Your assignment: Every picture should be left out, but the lines below must be repeated exactly.

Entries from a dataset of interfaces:

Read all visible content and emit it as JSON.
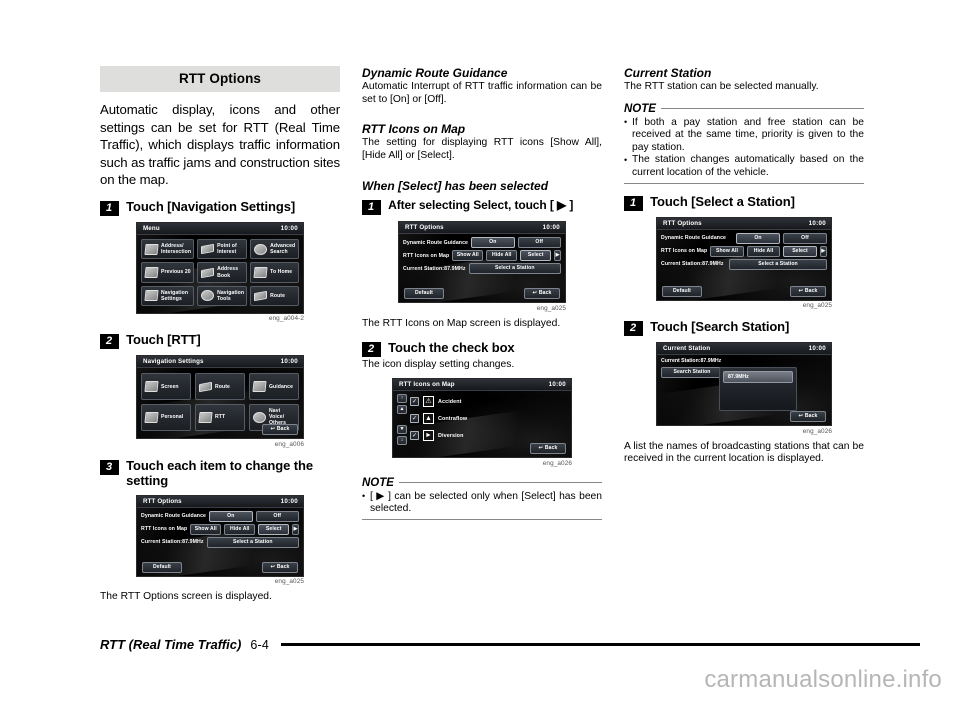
{
  "banner": {
    "title": "RTT Options"
  },
  "intro": "Automatic display, icons and other settings can be set for RTT (Real Time Traffic), which displays traffic information such as traffic jams and construction sites on the map.",
  "left": {
    "step1": {
      "num": "1",
      "text": "Touch [Navigation Settings]"
    },
    "menu_screen": {
      "title": "Menu",
      "clock": "10:00",
      "tiles": [
        "Address/ Intersection",
        "Point of Interest",
        "Advanced Search",
        "Previous 20",
        "Address Book",
        "To Home",
        "Navigation Settings",
        "Navigation Tools",
        "Route"
      ],
      "caption": "eng_a004-2"
    },
    "step2": {
      "num": "2",
      "text": "Touch [RTT]"
    },
    "navset_screen": {
      "title": "Navigation Settings",
      "clock": "10:00",
      "tiles": [
        "Screen",
        "Route",
        "Guidance",
        "Personal",
        "RTT",
        "Navi Voice/ Others"
      ],
      "back": "Back",
      "caption": "eng_a006"
    },
    "step3": {
      "num": "3",
      "text": "Touch each item to change the setting"
    },
    "rtt_screen": {
      "title": "RTT Options",
      "clock": "10:00",
      "rows": [
        {
          "label": "Dynamic Route Guidance",
          "buttons": [
            "On",
            "Off"
          ]
        },
        {
          "label": "RTT Icons on Map",
          "buttons": [
            "Show All",
            "Hide All",
            "Select",
            "▶"
          ]
        },
        {
          "label": "Current Station:87.9MHz",
          "buttons": [
            "Select a Station"
          ]
        }
      ],
      "default": "Default",
      "back": "Back",
      "caption": "eng_a025"
    },
    "after_text": "The RTT Options screen is displayed."
  },
  "mid": {
    "h1": "Dynamic Route Guidance",
    "p1": "Automatic Interrupt of RTT traffic information can be set to [On] or [Off].",
    "h2": "RTT Icons on Map",
    "p2": "The setting for displaying RTT icons [Show All], [Hide All] or [Select].",
    "h3": "When [Select] has been selected",
    "step1": {
      "num": "1",
      "text": "After selecting Select, touch [ ▶ ]"
    },
    "rtt_screen": {
      "title": "RTT Options",
      "clock": "10:00",
      "rows": [
        {
          "label": "Dynamic Route Guidance",
          "buttons": [
            "On",
            "Off"
          ]
        },
        {
          "label": "RTT Icons on Map",
          "buttons": [
            "Show All",
            "Hide All",
            "Select",
            "▶"
          ]
        },
        {
          "label": "Current Station:87.9MHz",
          "buttons": [
            "Select a Station"
          ]
        }
      ],
      "default": "Default",
      "back": "Back",
      "caption": "eng_a025"
    },
    "after_text": "The RTT Icons on Map screen is displayed.",
    "step2": {
      "num": "2",
      "text": "Touch the check box"
    },
    "p3": "The icon display setting changes.",
    "icons_screen": {
      "title": "RTT Icons on Map",
      "clock": "10:00",
      "items": [
        "Accident",
        "Contraflow",
        "Diversion"
      ],
      "back": "Back",
      "caption": "eng_a026"
    },
    "note": {
      "label": "NOTE",
      "items": [
        "[ ▶ ] can be selected only when [Select] has been selected."
      ]
    }
  },
  "right": {
    "h1": "Current Station",
    "p1": "The RTT station can be selected manually.",
    "note": {
      "label": "NOTE",
      "items": [
        "If both a pay station and free station can be received at the same time, priority is given to the pay station.",
        "The station changes automatically based on the current location of the vehicle."
      ]
    },
    "step1": {
      "num": "1",
      "text": "Touch [Select a Station]"
    },
    "rtt_screen": {
      "title": "RTT Options",
      "clock": "10:00",
      "rows": [
        {
          "label": "Dynamic Route Guidance",
          "buttons": [
            "On",
            "Off"
          ]
        },
        {
          "label": "RTT Icons on Map",
          "buttons": [
            "Show All",
            "Hide All",
            "Select",
            "▶"
          ]
        },
        {
          "label": "Current Station:87.9MHz",
          "buttons": [
            "Select a Station"
          ]
        }
      ],
      "default": "Default",
      "back": "Back",
      "caption": "eng_a025"
    },
    "step2": {
      "num": "2",
      "text": "Touch [Search Station]"
    },
    "station_screen": {
      "title": "Current Station",
      "clock": "10:00",
      "current": "Current Station:87.9MHz",
      "search_button": "Search Station",
      "list": [
        "87.9MHz"
      ],
      "back": "Back",
      "caption": "eng_a026"
    },
    "after_text": "A list the names of broadcasting stations that can be received in the current location is displayed."
  },
  "footer": {
    "title": "RTT (Real Time Traffic)",
    "page": "6-4"
  },
  "watermark": "carmanualsonline.info"
}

The completed task:
Read all visible content and emit it as JSON.
{
  "banner": {
    "title": "RTT Options"
  },
  "intro": "Automatic display, icons and other settings can be set for RTT (Real Time Traffic), which displays traffic information such as traffic jams and construction sites on the map.",
  "left": {
    "step1": {
      "num": "1",
      "text": "Touch [Navigation Settings]"
    },
    "menu_screen": {
      "title": "Menu",
      "clock": "10:00",
      "tiles": [
        "Address/ Intersection",
        "Point of Interest",
        "Advanced Search",
        "Previous 20",
        "Address Book",
        "To Home",
        "Navigation Settings",
        "Navigation Tools",
        "Route"
      ],
      "caption": "eng_a004-2"
    },
    "step2": {
      "num": "2",
      "text": "Touch [RTT]"
    },
    "navset_screen": {
      "title": "Navigation Settings",
      "clock": "10:00",
      "tiles": [
        "Screen",
        "Route",
        "Guidance",
        "Personal",
        "RTT",
        "Navi Voice/ Others"
      ],
      "back": "Back",
      "caption": "eng_a006"
    },
    "step3": {
      "num": "3",
      "text": "Touch each item to change the setting"
    },
    "rtt_screen": {
      "title": "RTT Options",
      "clock": "10:00",
      "rows": [
        {
          "label": "Dynamic Route Guidance",
          "buttons": [
            "On",
            "Off"
          ]
        },
        {
          "label": "RTT Icons on Map",
          "buttons": [
            "Show All",
            "Hide All",
            "Select",
            "▶"
          ]
        },
        {
          "label": "Current Station:87.9MHz",
          "buttons": [
            "Select a Station"
          ]
        }
      ],
      "default": "Default",
      "back": "Back",
      "caption": "eng_a025"
    },
    "after_text": "The RTT Options screen is displayed."
  },
  "mid": {
    "h1": "Dynamic Route Guidance",
    "p1": "Automatic Interrupt of RTT traffic information can be set to [On] or [Off].",
    "h2": "RTT Icons on Map",
    "p2": "The setting for displaying RTT icons [Show All], [Hide All] or [Select].",
    "h3": "When [Select] has been selected",
    "step1": {
      "num": "1",
      "text": "After selecting Select, touch [ ▶ ]"
    },
    "rtt_screen": {
      "title": "RTT Options",
      "clock": "10:00",
      "rows": [
        {
          "label": "Dynamic Route Guidance",
          "buttons": [
            "On",
            "Off"
          ]
        },
        {
          "label": "RTT Icons on Map",
          "buttons": [
            "Show All",
            "Hide All",
            "Select",
            "▶"
          ]
        },
        {
          "label": "Current Station:87.9MHz",
          "buttons": [
            "Select a Station"
          ]
        }
      ],
      "default": "Default",
      "back": "Back",
      "caption": "eng_a025"
    },
    "after_text": "The RTT Icons on Map screen is displayed.",
    "step2": {
      "num": "2",
      "text": "Touch the check box"
    },
    "p3": "The icon display setting changes.",
    "icons_screen": {
      "title": "RTT Icons on Map",
      "clock": "10:00",
      "items": [
        "Accident",
        "Contraflow",
        "Diversion"
      ],
      "back": "Back",
      "caption": "eng_a026"
    },
    "note": {
      "label": "NOTE",
      "items": [
        "[ ▶ ] can be selected only when [Select] has been selected."
      ]
    }
  },
  "right": {
    "h1": "Current Station",
    "p1": "The RTT station can be selected manually.",
    "note": {
      "label": "NOTE",
      "items": [
        "If both a pay station and free station can be received at the same time, priority is given to the pay station.",
        "The station changes automatically based on the current location of the vehicle."
      ]
    },
    "step1": {
      "num": "1",
      "text": "Touch [Select a Station]"
    },
    "rtt_screen": {
      "title": "RTT Options",
      "clock": "10:00",
      "rows": [
        {
          "label": "Dynamic Route Guidance",
          "buttons": [
            "On",
            "Off"
          ]
        },
        {
          "label": "RTT Icons on Map",
          "buttons": [
            "Show All",
            "Hide All",
            "Select",
            "▶"
          ]
        },
        {
          "label": "Current Station:87.9MHz",
          "buttons": [
            "Select a Station"
          ]
        }
      ],
      "default": "Default",
      "back": "Back",
      "caption": "eng_a025"
    },
    "step2": {
      "num": "2",
      "text": "Touch [Search Station]"
    },
    "station_screen": {
      "title": "Current Station",
      "clock": "10:00",
      "current": "Current Station:87.9MHz",
      "search_button": "Search Station",
      "list": [
        "87.9MHz"
      ],
      "back": "Back",
      "caption": "eng_a026"
    },
    "after_text": "A list the names of broadcasting stations that can be received in the current location is displayed."
  },
  "footer": {
    "title": "RTT (Real Time Traffic)",
    "page": "6-4"
  },
  "watermark": "carmanualsonline.info"
}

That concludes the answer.